*WHAT TO DO*
For the material that follows, tally the lines holding "logo" and give the total alone.

*EXERCISE INPUT*
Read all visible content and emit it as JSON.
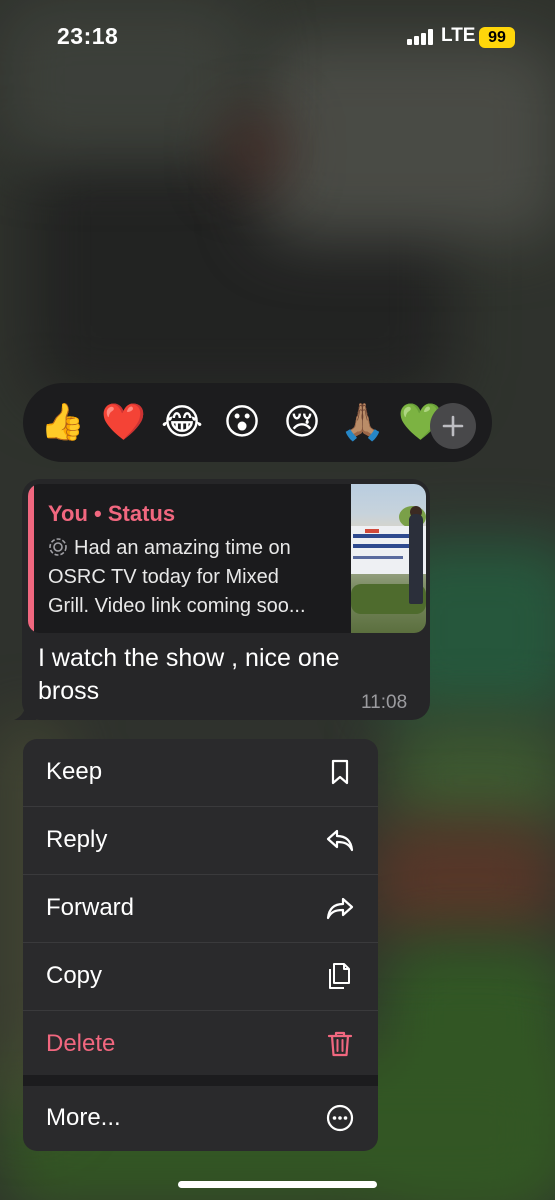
{
  "status_bar": {
    "time": "23:18",
    "network": "LTE",
    "battery": "99"
  },
  "reactions": {
    "items": [
      "👍",
      "❤️",
      "😂",
      "😮",
      "😢",
      "🙏🏽",
      "💚"
    ],
    "add_icon": "plus-icon"
  },
  "message": {
    "quote_author": "You • Status",
    "quote_lines": [
      "Had an amazing time on",
      "OSRC TV today for Mixed",
      "Grill. Video link coming soo..."
    ],
    "text": "I watch the show , nice one bross",
    "time": "11:08"
  },
  "menu": {
    "items": [
      {
        "label": "Keep",
        "icon": "bookmark-icon"
      },
      {
        "label": "Reply",
        "icon": "reply-icon"
      },
      {
        "label": "Forward",
        "icon": "forward-icon"
      },
      {
        "label": "Copy",
        "icon": "copy-icon"
      },
      {
        "label": "Delete",
        "icon": "trash-icon"
      }
    ],
    "more": {
      "label": "More...",
      "icon": "ellipsis-circle-icon"
    }
  },
  "colors": {
    "accent": "#f1677f",
    "battery": "#ffd60a",
    "menu_bg": "#2a2a2c"
  }
}
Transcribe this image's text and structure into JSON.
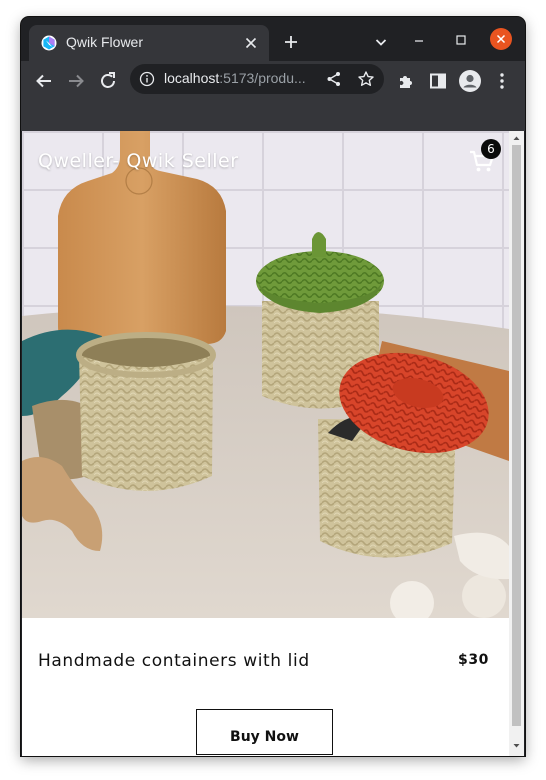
{
  "browser": {
    "tab": {
      "title": "Qwik Flower",
      "favicon": "qwik-logo-icon"
    },
    "address_bar": {
      "host": "localhost",
      "rest": ":5173/produ..."
    },
    "colors": {
      "frame": "#202124",
      "toolbar": "#35363a",
      "close_button": "#e95420"
    }
  },
  "page": {
    "brand": "Qweller- Qwik Seller",
    "cart": {
      "count": "6",
      "icon": "cart-icon"
    },
    "product": {
      "name": "Handmade containers with lid",
      "price": "$30",
      "image": "seagrass baskets with lids photo"
    },
    "buy_button": "Buy Now"
  }
}
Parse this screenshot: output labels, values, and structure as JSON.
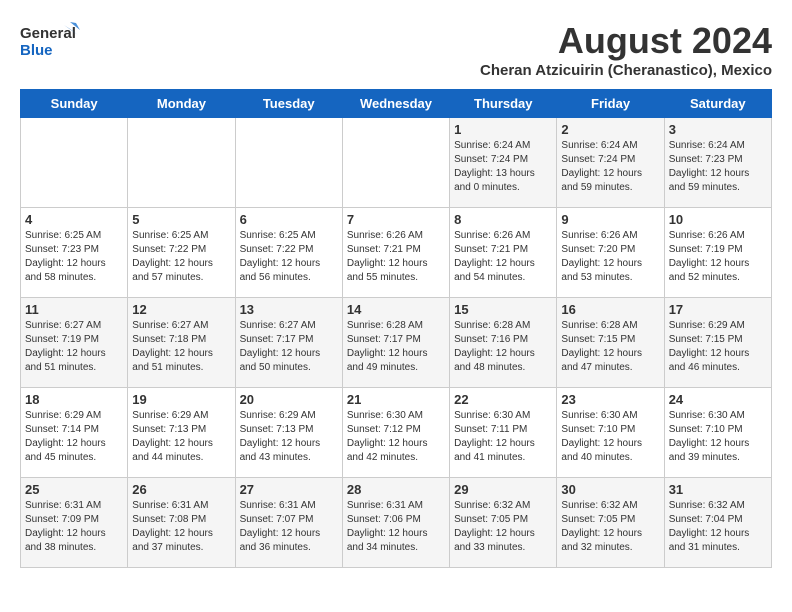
{
  "logo": {
    "line1": "General",
    "line2": "Blue"
  },
  "title": "August 2024",
  "subtitle": "Cheran Atzicuirin (Cheranastico), Mexico",
  "days_of_week": [
    "Sunday",
    "Monday",
    "Tuesday",
    "Wednesday",
    "Thursday",
    "Friday",
    "Saturday"
  ],
  "weeks": [
    [
      {
        "day": "",
        "info": ""
      },
      {
        "day": "",
        "info": ""
      },
      {
        "day": "",
        "info": ""
      },
      {
        "day": "",
        "info": ""
      },
      {
        "day": "1",
        "info": "Sunrise: 6:24 AM\nSunset: 7:24 PM\nDaylight: 13 hours\nand 0 minutes."
      },
      {
        "day": "2",
        "info": "Sunrise: 6:24 AM\nSunset: 7:24 PM\nDaylight: 12 hours\nand 59 minutes."
      },
      {
        "day": "3",
        "info": "Sunrise: 6:24 AM\nSunset: 7:23 PM\nDaylight: 12 hours\nand 59 minutes."
      }
    ],
    [
      {
        "day": "4",
        "info": "Sunrise: 6:25 AM\nSunset: 7:23 PM\nDaylight: 12 hours\nand 58 minutes."
      },
      {
        "day": "5",
        "info": "Sunrise: 6:25 AM\nSunset: 7:22 PM\nDaylight: 12 hours\nand 57 minutes."
      },
      {
        "day": "6",
        "info": "Sunrise: 6:25 AM\nSunset: 7:22 PM\nDaylight: 12 hours\nand 56 minutes."
      },
      {
        "day": "7",
        "info": "Sunrise: 6:26 AM\nSunset: 7:21 PM\nDaylight: 12 hours\nand 55 minutes."
      },
      {
        "day": "8",
        "info": "Sunrise: 6:26 AM\nSunset: 7:21 PM\nDaylight: 12 hours\nand 54 minutes."
      },
      {
        "day": "9",
        "info": "Sunrise: 6:26 AM\nSunset: 7:20 PM\nDaylight: 12 hours\nand 53 minutes."
      },
      {
        "day": "10",
        "info": "Sunrise: 6:26 AM\nSunset: 7:19 PM\nDaylight: 12 hours\nand 52 minutes."
      }
    ],
    [
      {
        "day": "11",
        "info": "Sunrise: 6:27 AM\nSunset: 7:19 PM\nDaylight: 12 hours\nand 51 minutes."
      },
      {
        "day": "12",
        "info": "Sunrise: 6:27 AM\nSunset: 7:18 PM\nDaylight: 12 hours\nand 51 minutes."
      },
      {
        "day": "13",
        "info": "Sunrise: 6:27 AM\nSunset: 7:17 PM\nDaylight: 12 hours\nand 50 minutes."
      },
      {
        "day": "14",
        "info": "Sunrise: 6:28 AM\nSunset: 7:17 PM\nDaylight: 12 hours\nand 49 minutes."
      },
      {
        "day": "15",
        "info": "Sunrise: 6:28 AM\nSunset: 7:16 PM\nDaylight: 12 hours\nand 48 minutes."
      },
      {
        "day": "16",
        "info": "Sunrise: 6:28 AM\nSunset: 7:15 PM\nDaylight: 12 hours\nand 47 minutes."
      },
      {
        "day": "17",
        "info": "Sunrise: 6:29 AM\nSunset: 7:15 PM\nDaylight: 12 hours\nand 46 minutes."
      }
    ],
    [
      {
        "day": "18",
        "info": "Sunrise: 6:29 AM\nSunset: 7:14 PM\nDaylight: 12 hours\nand 45 minutes."
      },
      {
        "day": "19",
        "info": "Sunrise: 6:29 AM\nSunset: 7:13 PM\nDaylight: 12 hours\nand 44 minutes."
      },
      {
        "day": "20",
        "info": "Sunrise: 6:29 AM\nSunset: 7:13 PM\nDaylight: 12 hours\nand 43 minutes."
      },
      {
        "day": "21",
        "info": "Sunrise: 6:30 AM\nSunset: 7:12 PM\nDaylight: 12 hours\nand 42 minutes."
      },
      {
        "day": "22",
        "info": "Sunrise: 6:30 AM\nSunset: 7:11 PM\nDaylight: 12 hours\nand 41 minutes."
      },
      {
        "day": "23",
        "info": "Sunrise: 6:30 AM\nSunset: 7:10 PM\nDaylight: 12 hours\nand 40 minutes."
      },
      {
        "day": "24",
        "info": "Sunrise: 6:30 AM\nSunset: 7:10 PM\nDaylight: 12 hours\nand 39 minutes."
      }
    ],
    [
      {
        "day": "25",
        "info": "Sunrise: 6:31 AM\nSunset: 7:09 PM\nDaylight: 12 hours\nand 38 minutes."
      },
      {
        "day": "26",
        "info": "Sunrise: 6:31 AM\nSunset: 7:08 PM\nDaylight: 12 hours\nand 37 minutes."
      },
      {
        "day": "27",
        "info": "Sunrise: 6:31 AM\nSunset: 7:07 PM\nDaylight: 12 hours\nand 36 minutes."
      },
      {
        "day": "28",
        "info": "Sunrise: 6:31 AM\nSunset: 7:06 PM\nDaylight: 12 hours\nand 34 minutes."
      },
      {
        "day": "29",
        "info": "Sunrise: 6:32 AM\nSunset: 7:05 PM\nDaylight: 12 hours\nand 33 minutes."
      },
      {
        "day": "30",
        "info": "Sunrise: 6:32 AM\nSunset: 7:05 PM\nDaylight: 12 hours\nand 32 minutes."
      },
      {
        "day": "31",
        "info": "Sunrise: 6:32 AM\nSunset: 7:04 PM\nDaylight: 12 hours\nand 31 minutes."
      }
    ]
  ]
}
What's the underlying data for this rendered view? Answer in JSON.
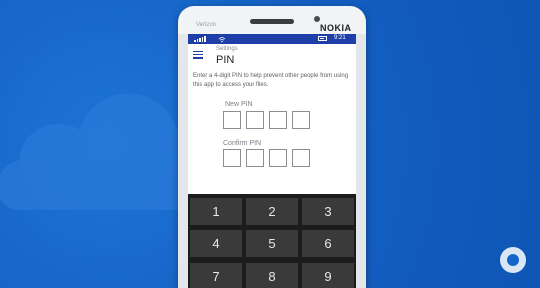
{
  "device": {
    "brand": "NOKIA",
    "carrier": "Verizon"
  },
  "statusbar": {
    "time": "9:21"
  },
  "header": {
    "breadcrumb": "Settings",
    "title": "PIN"
  },
  "description": "Enter a 4-digit PIN to help prevent other people from using this app to access your files.",
  "new_pin": {
    "label": "New PIN",
    "boxes": [
      "",
      "",
      "",
      ""
    ]
  },
  "confirm_pin": {
    "label": "Confirm PIN",
    "boxes": [
      "",
      "",
      "",
      ""
    ]
  },
  "keypad": {
    "keys": [
      "1",
      "2",
      "3",
      "4",
      "5",
      "6",
      "7",
      "8",
      "9"
    ]
  },
  "colors": {
    "background": "#1565c8",
    "accent": "#1f3fa8",
    "keypad": "#1c1c1c",
    "key": "#3a3a3a"
  },
  "icons": {
    "background_art": "cloud-icon",
    "watermark": "neowin-logo-icon"
  }
}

*ANSWER BOX*
3